Similar to the question above, you are limited, if your native language is not English. Even if its English, you should adjust the writing and talking to an English which everyone on earth has the possibility to understand. If only the documents are in English, it can work, but meetings are hard for people, which are not used to the conversations in English.

Are your employees measured by ‘hours in the office’ or by the value of their work?

Remote workers are measured by their working results, not their time spend on the work (even if they are paid per hour). Though it’s easier for managers and collegues, if the onsite staff is also measured by results. That is also an efficiency boost!

Is ‘trust in employees’ a phrase at your company or is something behind it?

Nearly all managers claim that they are trusting their employees, unfortunately many of them don’t. That’s a really important point to fix. Because if managers are not convinced, that workers will work at home or anywhere else than the cubicle, the whole system will fail. A good way to help with that is measure the people by their work, not office time – normally the trust should rise with that.

Do you have a reliable internet connection or breaks or slows it down sometimes?

Sounds like the norm? Yes, but it isn’t. That is especially important if the remote workers will work with tools on your servers. For sure the same counts for the availability of your servers. Get this fixed before you create inefficiencies or bad vibes around the collegues.

Are all documents, someone will need the work with, available from a remote site?

Again it sounds like standard. But lots of security policies are reducing the availability in many coorporations – avoid that from the beginning, be it on your servers or in the cloud.

What are possible experiences with partly remote teams already?

The common situation is a customer, which sits somewhere, most of your collegues sit around you and some suppliers are sitting somewhere as well. That is already an remote environment! What works already in your company (i.e. easy video conferencing and screen sharing) and where should you improve?

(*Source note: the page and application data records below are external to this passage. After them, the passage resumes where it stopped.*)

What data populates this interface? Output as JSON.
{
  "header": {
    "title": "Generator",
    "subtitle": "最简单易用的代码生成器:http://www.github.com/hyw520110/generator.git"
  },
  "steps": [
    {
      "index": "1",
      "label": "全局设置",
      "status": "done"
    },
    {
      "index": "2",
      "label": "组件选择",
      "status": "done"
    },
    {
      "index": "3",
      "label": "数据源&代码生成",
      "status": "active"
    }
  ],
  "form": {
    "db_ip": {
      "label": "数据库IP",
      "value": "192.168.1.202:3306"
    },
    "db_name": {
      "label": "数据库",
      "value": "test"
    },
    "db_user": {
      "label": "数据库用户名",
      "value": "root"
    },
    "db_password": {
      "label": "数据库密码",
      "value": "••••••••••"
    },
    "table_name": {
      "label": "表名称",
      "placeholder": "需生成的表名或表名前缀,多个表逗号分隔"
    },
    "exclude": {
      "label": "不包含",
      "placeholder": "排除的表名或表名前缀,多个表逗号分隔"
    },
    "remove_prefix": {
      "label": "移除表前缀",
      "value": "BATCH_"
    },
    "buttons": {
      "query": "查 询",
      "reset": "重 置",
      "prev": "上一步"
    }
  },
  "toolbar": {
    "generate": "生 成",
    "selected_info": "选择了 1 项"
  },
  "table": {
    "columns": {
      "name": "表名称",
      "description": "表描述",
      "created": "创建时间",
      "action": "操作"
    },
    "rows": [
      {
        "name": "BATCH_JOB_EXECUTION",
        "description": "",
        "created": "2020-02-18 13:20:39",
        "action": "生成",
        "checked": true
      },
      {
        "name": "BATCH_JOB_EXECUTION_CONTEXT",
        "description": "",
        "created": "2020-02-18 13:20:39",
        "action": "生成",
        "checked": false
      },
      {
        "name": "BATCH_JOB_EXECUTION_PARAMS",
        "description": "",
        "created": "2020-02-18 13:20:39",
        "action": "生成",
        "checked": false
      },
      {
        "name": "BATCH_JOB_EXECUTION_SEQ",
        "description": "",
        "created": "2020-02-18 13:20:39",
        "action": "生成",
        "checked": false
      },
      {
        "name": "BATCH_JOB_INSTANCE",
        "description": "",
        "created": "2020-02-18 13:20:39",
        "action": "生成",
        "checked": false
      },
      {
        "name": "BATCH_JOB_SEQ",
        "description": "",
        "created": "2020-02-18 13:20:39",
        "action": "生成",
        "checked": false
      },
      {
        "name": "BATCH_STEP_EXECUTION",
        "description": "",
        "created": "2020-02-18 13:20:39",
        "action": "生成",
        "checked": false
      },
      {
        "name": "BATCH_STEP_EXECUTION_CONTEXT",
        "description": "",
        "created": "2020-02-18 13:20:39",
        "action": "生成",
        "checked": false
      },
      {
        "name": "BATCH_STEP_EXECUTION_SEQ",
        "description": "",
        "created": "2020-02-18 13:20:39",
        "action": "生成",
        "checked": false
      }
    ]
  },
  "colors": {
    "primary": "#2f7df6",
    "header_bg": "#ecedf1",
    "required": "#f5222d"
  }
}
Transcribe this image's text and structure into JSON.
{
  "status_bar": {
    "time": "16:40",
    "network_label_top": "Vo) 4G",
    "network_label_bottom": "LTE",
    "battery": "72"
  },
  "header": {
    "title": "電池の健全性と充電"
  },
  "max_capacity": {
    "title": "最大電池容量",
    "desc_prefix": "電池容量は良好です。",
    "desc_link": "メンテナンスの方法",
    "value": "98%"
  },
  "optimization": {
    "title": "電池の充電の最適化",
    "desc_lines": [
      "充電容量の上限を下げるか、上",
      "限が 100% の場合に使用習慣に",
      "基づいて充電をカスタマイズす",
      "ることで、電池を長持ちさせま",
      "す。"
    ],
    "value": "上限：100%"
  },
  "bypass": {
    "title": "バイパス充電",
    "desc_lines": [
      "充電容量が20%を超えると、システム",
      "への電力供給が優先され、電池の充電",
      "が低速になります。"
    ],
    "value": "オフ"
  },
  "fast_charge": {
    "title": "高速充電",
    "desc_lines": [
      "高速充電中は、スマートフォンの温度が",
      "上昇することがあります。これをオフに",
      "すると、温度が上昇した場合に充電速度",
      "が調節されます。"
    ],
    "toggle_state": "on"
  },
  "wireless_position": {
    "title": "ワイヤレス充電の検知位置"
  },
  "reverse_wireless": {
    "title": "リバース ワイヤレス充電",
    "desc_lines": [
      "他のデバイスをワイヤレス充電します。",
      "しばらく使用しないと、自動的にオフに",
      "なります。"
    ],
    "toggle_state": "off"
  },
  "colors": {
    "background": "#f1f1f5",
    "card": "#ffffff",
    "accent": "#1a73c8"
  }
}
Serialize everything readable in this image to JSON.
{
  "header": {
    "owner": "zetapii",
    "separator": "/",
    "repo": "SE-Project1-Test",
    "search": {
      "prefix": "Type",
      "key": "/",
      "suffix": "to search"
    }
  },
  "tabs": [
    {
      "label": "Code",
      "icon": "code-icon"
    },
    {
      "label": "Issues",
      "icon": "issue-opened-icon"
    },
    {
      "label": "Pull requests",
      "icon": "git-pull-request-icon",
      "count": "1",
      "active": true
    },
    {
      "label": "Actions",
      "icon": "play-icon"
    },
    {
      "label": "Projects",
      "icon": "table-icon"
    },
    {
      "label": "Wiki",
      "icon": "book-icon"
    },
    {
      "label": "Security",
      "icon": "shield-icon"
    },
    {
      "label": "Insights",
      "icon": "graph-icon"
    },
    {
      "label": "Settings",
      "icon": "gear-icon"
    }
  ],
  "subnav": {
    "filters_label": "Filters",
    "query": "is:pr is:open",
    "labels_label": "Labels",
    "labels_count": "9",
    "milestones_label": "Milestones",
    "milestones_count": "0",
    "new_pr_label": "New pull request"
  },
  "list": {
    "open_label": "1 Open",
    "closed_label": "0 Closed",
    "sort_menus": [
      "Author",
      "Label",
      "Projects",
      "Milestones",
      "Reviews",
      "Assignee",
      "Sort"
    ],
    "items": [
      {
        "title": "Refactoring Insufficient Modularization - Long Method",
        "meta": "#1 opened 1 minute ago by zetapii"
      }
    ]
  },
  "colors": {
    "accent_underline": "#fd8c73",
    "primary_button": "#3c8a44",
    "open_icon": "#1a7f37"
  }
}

You have to go remote to sustain in the future, so prepare your company now. Avoid frustrations about remote work just because you were not prepared.

Which point is missing? Please write about it in the comments!